*** RECORDS TO PROCESS Section Begins ***

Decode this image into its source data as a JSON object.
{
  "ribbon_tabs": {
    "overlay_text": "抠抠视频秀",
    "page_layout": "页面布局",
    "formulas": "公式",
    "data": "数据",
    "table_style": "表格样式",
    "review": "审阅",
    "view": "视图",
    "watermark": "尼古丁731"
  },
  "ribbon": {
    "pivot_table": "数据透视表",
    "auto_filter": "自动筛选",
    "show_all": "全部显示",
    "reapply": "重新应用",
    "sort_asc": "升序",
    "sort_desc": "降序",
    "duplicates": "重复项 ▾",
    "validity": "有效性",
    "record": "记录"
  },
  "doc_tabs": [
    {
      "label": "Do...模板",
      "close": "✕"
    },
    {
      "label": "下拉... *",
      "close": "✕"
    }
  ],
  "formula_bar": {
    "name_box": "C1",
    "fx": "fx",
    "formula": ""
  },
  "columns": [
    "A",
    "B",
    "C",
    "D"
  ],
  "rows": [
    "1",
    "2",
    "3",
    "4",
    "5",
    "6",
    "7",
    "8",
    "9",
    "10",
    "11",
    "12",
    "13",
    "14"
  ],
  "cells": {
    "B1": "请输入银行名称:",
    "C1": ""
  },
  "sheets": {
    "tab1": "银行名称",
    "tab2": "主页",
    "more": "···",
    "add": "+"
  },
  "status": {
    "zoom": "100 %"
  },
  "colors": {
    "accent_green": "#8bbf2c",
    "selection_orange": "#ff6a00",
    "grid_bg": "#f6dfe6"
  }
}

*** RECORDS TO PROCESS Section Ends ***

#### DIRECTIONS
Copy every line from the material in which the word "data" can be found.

#### ANSWER BOX
Decode this image into its source data as a JSON object.
    "data": "数据",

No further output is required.